- Juno Jones, Mystery Writer;
- Juno Jones, Book Sleuth; and
- Juno Jones, Rival Reader.
A firm favorite with Tasmanian school kids, if you’re looking for a mystery book for a younger reader, you can’t go wrong with Juno Jones, Rival Reader.
“A DISASTER HAS ACTUALLY HAPPENED…THE SCHOOL HAS CLOSED.
Not Muttonbird Bay Primary, of course, but their neighbor Pademelon Point. When five new kids join Juno Jones’ class, Juno must do whatever she can to keep her title as the school’s ‘Super Reader.’ Her greatest rival: Tess Golightly—a warrior maiden and ace reader with a pet Gryphon. Everyone wants to be friends with Tess, but Juno thinks nobody can be that awesome unless they have something to hide…” Juno Jones No. 4, Rival Reader.
- Juno Jones No. 4, Rival Reader
- Author: Kate Gordon
- Illustrator: Sandy Flett
- ISBN: 978-0648492580
- Release date: 27 October 2021
About DR. LJ.M Owen
DR. L.J.M. OWEN escaped dark days as a public servant for a sunnier profession—inventing murder.

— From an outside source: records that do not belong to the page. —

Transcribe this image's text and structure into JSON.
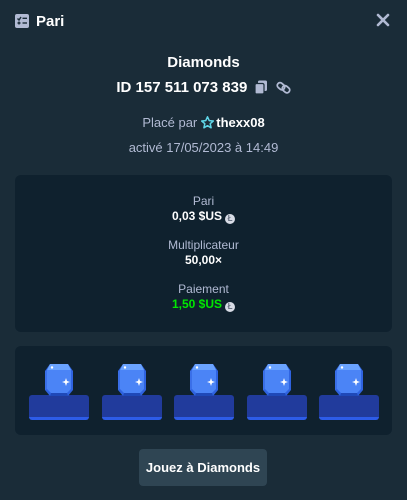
{
  "header": {
    "title": "Pari"
  },
  "bet": {
    "game": "Diamonds",
    "id_label": "ID 157 511 073 839",
    "placed_by_label": "Placé par",
    "user": "thexx08",
    "activated": "activé 17/05/2023 à 14:49"
  },
  "stats": {
    "bet_label": "Pari",
    "bet_value": "0,03 $US",
    "multiplier_label": "Multiplicateur",
    "multiplier_value": "50,00×",
    "payout_label": "Paiement",
    "payout_value": "1,50 $US",
    "payout_color": "#00e701",
    "coin_glyph": "Ł"
  },
  "board": {
    "tiles": [
      {
        "gem": "blue-diamond"
      },
      {
        "gem": "blue-diamond"
      },
      {
        "gem": "blue-diamond"
      },
      {
        "gem": "blue-diamond"
      },
      {
        "gem": "blue-diamond"
      }
    ]
  },
  "actions": {
    "play_label": "Jouez à Diamonds"
  },
  "colors": {
    "background": "#1a2c38",
    "panel": "#0f212e",
    "gem": "#3e7cf5"
  }
}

A multi-award winning writer, L.J.’s novels include the chilling Tasmanian-set The Great Divide (2019), longlisted for the 2020 Ngaio Marsh Award, and three books in the Dr. Pimms archaeological mystery series: Egyptian Enigma (2018), Mayan Mendacity (2016), and Olmec Obituary (2015). She is the commissioning editor for the forthcoming Tasmanian anthology, Murder You Wrote: An Interactive Mystery (2023).

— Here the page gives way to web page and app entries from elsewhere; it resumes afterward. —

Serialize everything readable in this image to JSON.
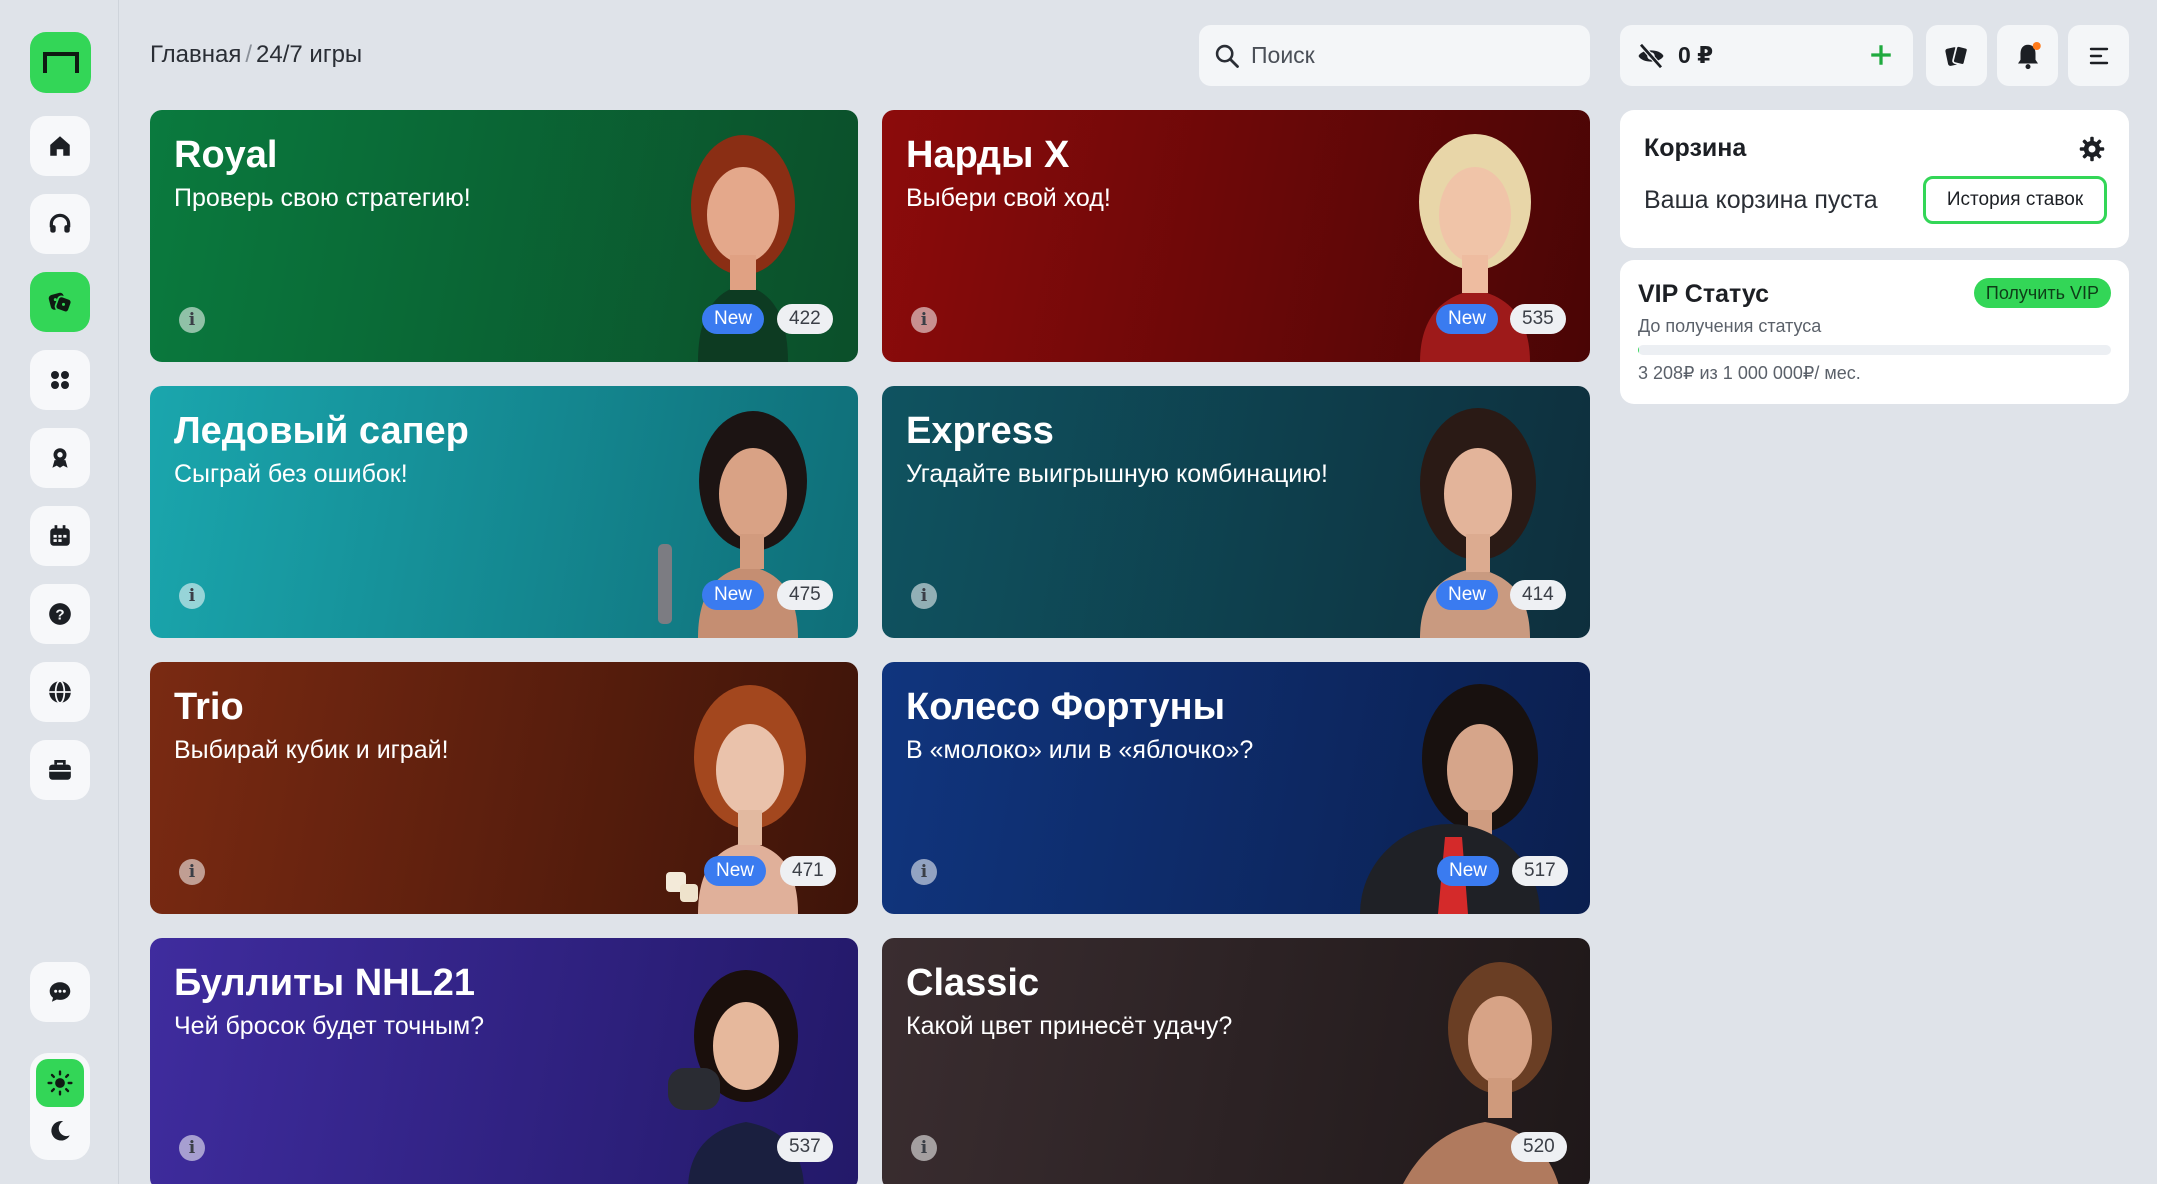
{
  "breadcrumb": {
    "home": "Главная",
    "separator": "/",
    "current": "24/7 игры"
  },
  "search": {
    "placeholder": "Поиск"
  },
  "balance": {
    "value": "0 ₽"
  },
  "sidebar": {
    "items": [
      {
        "name": "home-icon"
      },
      {
        "name": "headset-icon"
      },
      {
        "name": "dice-icon",
        "active": true
      },
      {
        "name": "apps-icon"
      },
      {
        "name": "award-icon"
      },
      {
        "name": "calendar-icon"
      },
      {
        "name": "help-icon"
      },
      {
        "name": "globe-icon"
      },
      {
        "name": "briefcase-icon"
      },
      {
        "name": "chat-icon"
      }
    ]
  },
  "games": [
    {
      "title": "Royal",
      "subtitle": "Проверь свою стратегию!",
      "badge": "New",
      "count": "422",
      "bg": [
        "#0a7a3e",
        "#0b4f2a"
      ]
    },
    {
      "title": "Нарды X",
      "subtitle": "Выбери свой ход!",
      "badge": "New",
      "count": "535",
      "bg": [
        "#8c0b0b",
        "#4a0505"
      ]
    },
    {
      "title": "Ледовый сапер",
      "subtitle": "Сыграй без ошибок!",
      "badge": "New",
      "count": "475",
      "bg": [
        "#1aa6ad",
        "#0f6e78"
      ]
    },
    {
      "title": "Express",
      "subtitle": "Угадайте выигрышную комбинацию!",
      "badge": "New",
      "count": "414",
      "bg": [
        "#0f5360",
        "#0e2f3d"
      ]
    },
    {
      "title": "Trio",
      "subtitle": "Выбирай кубик и играй!",
      "badge": "New",
      "count": "471",
      "bg": [
        "#7a2a12",
        "#3e1409"
      ]
    },
    {
      "title": "Колесо Фортуны",
      "subtitle": "В «молоко» или в «яблочко»?",
      "badge": "New",
      "count": "517",
      "bg": [
        "#10357e",
        "#0b1f4f"
      ]
    },
    {
      "title": "Буллиты NHL21",
      "subtitle": "Чей бросок будет точным?",
      "count": "537",
      "bg": [
        "#3f2c9e",
        "#231969"
      ]
    },
    {
      "title": "Classic",
      "subtitle": "Какой цвет принесёт удачу?",
      "count": "520",
      "bg": [
        "#3a2d30",
        "#1f1819"
      ]
    }
  ],
  "cart": {
    "title": "Корзина",
    "empty": "Ваша корзина пуста",
    "history_label": "История ставок"
  },
  "vip": {
    "title": "VIP Статус",
    "button": "Получить VIP",
    "subtitle": "До получения статуса",
    "progress_text": "3 208₽ из 1 000 000₽/ мес.",
    "progress_fraction": 0.003
  },
  "colors": {
    "accent": "#33d657",
    "badge_new": "#3a7bf0",
    "notification_dot": "#ff7a1a"
  }
}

In 2019, L.J. founded the Terror Australis Readers and Writers Festival (TARWF), Australia’s southern-most literary festival. L.J. is the current Director of TARWF, the Convenor of TARWF’s annual Children’s Mystery Short Story Competition, and the Convenor of the Tasmanian branch of Sisters in Crime Australia.
About Guest Curator, Bec Taylor
I’m Bec Taylor, the EY3 – Grade 2 cybrarian* at the International School of Beijing, China. I’m a global nomad with Australian roots and a Chinese family home – all my immediate family have lived and worked in Beijing as international school teachers for many, many years.
Overly enthusiastic about everything especially children’s literature, Australian Rules Football (go Doggies!) and food, glorious food, I am easily bribed with coffee and dark chocolate. I am a passionate advocate of social justice, female financial literacy, and finding ways to tread more lightly on the planet. Alongside the demands of a busy family and professional life, I enjoy cultivating community through volunteer work that focuses on healthy families.
I am the current Chair of the Chinese international schools reading promotion, the Panda Book Awards. Titles chosen for the shortlists of the Panda Book Awards meet selection criteria that focus on social justice, diversity and inclusion by up and coming authors and illustrators from across the world. There is an added spotlight on titles that feature Asian settings, characters or creators.
Twitter is my favorite professional development space so please come find me there: @becinthelibrary
The educational hills I will die on are:
- a child’s right to choose what they love to read,
- there is serious magic in reading aloud,
- and the belief that schools are happier, more equitable places with better academic outcomes when the properly funded school library is well staffed with qualified, collaborative and passionate professionals.
*a fancy name that formalizes and acknowledges the incredible work teacher librarians do each day to find authentic ways to integrate and explore educational technology in order to capture, expand, and enhance student learning.